This article has been reviewed according to Science X's editorial process and policies. Editors have highlighted the following attributes while ensuring the content's credibility:


trusted source


Hubble views elliptical galaxy Messier 89

Hubble Views elliptical galaxy Messier 89
Credit: ESA/Hubble & NASA, S. Faber et al.

This huge ball of stars—around 100 billion in total—is an elliptical galaxy located some 55 million light-years away. Known as Messier 89, this galaxy appears to be perfectly spherical; which is unusual for elliptical galaxies that tend to be elongated ellipsoids. The apparently spherical nature of Messier 89 could, however, be a trick of perspective, and the result of its orientation relative to Earth.

Astronomer Charles Messier discovered Messier 89 in 1781. Messier began cataloging astronomical objects after he mistook a faint object in the sky for Halley's Comet.

Upon closer inspection, he realized the object was actually the Crab Nebula. To prevent other astronomers from making the same error, he decided to catalog all the bright, deep-sky objects that could potentially be mistaken for comets. His methodical observations of the night sky led to the first comprehensive catalog of : the Messier Catalog. Messier 89 holds the record for being the last giant elliptical Messier found, and the most perfectly spherical galaxy in his catalog of 110 objects.

Provided by NASA

Citation: Hubble views elliptical galaxy Messier 89 (2023, September 4) retrieved 11 December 2023 from
This document is subject to copyright. Apart from any fair dealing for the purpose of private study or research, no part may be reproduced without the written permission. The content is provided for information purposes only.

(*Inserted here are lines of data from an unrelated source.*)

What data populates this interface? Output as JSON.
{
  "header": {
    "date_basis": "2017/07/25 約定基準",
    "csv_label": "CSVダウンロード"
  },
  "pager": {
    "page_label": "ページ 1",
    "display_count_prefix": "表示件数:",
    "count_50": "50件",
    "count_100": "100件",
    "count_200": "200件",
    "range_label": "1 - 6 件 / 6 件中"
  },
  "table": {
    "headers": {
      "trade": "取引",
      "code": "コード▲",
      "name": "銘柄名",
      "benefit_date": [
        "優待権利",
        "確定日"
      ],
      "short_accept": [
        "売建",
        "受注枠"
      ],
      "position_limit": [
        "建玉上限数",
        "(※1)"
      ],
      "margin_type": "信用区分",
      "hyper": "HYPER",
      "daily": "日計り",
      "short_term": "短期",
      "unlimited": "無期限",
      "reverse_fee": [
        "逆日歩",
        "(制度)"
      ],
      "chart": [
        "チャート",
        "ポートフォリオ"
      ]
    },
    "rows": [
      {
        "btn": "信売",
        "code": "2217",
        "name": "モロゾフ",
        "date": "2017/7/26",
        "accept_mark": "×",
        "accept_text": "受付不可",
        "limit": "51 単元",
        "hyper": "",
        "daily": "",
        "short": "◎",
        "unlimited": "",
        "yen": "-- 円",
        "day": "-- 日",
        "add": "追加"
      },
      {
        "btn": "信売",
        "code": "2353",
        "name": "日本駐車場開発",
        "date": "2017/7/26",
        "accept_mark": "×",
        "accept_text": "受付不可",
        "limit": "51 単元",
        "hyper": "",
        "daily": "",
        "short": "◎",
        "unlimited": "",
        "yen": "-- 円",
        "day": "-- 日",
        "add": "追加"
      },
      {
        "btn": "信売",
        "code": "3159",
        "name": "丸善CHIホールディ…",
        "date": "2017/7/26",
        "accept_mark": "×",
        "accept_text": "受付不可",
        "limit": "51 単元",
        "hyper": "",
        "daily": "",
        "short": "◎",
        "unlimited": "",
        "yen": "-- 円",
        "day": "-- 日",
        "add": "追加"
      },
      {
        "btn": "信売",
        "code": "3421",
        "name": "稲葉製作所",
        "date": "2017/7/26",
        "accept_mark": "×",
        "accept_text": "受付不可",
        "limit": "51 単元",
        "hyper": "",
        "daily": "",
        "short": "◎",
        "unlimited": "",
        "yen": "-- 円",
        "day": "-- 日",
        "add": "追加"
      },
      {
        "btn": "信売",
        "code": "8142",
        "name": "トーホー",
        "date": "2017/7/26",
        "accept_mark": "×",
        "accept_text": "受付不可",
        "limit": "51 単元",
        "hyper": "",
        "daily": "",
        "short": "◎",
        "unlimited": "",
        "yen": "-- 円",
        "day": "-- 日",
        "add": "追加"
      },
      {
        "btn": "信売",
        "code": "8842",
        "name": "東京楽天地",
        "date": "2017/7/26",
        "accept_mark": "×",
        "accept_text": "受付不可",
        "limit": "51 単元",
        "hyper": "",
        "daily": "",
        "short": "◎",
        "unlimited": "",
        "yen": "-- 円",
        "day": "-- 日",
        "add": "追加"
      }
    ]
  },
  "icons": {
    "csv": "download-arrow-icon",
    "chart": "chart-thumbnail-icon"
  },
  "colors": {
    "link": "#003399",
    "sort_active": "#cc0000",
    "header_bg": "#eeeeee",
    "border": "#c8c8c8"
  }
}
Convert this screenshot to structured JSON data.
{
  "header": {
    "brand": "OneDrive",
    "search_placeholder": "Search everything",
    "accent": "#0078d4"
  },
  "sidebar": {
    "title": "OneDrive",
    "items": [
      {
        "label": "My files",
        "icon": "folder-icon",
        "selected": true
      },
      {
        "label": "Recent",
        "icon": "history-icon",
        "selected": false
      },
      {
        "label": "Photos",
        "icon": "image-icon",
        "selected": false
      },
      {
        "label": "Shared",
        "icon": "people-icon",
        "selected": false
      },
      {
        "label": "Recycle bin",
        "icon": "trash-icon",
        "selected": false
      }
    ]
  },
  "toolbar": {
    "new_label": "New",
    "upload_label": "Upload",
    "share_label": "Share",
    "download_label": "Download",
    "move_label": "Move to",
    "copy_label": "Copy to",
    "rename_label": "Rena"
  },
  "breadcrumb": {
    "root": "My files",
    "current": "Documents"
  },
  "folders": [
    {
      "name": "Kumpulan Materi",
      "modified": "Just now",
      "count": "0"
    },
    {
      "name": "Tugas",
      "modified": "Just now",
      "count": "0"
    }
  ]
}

Explore further

Hubble images Messier 85


Feedback to editors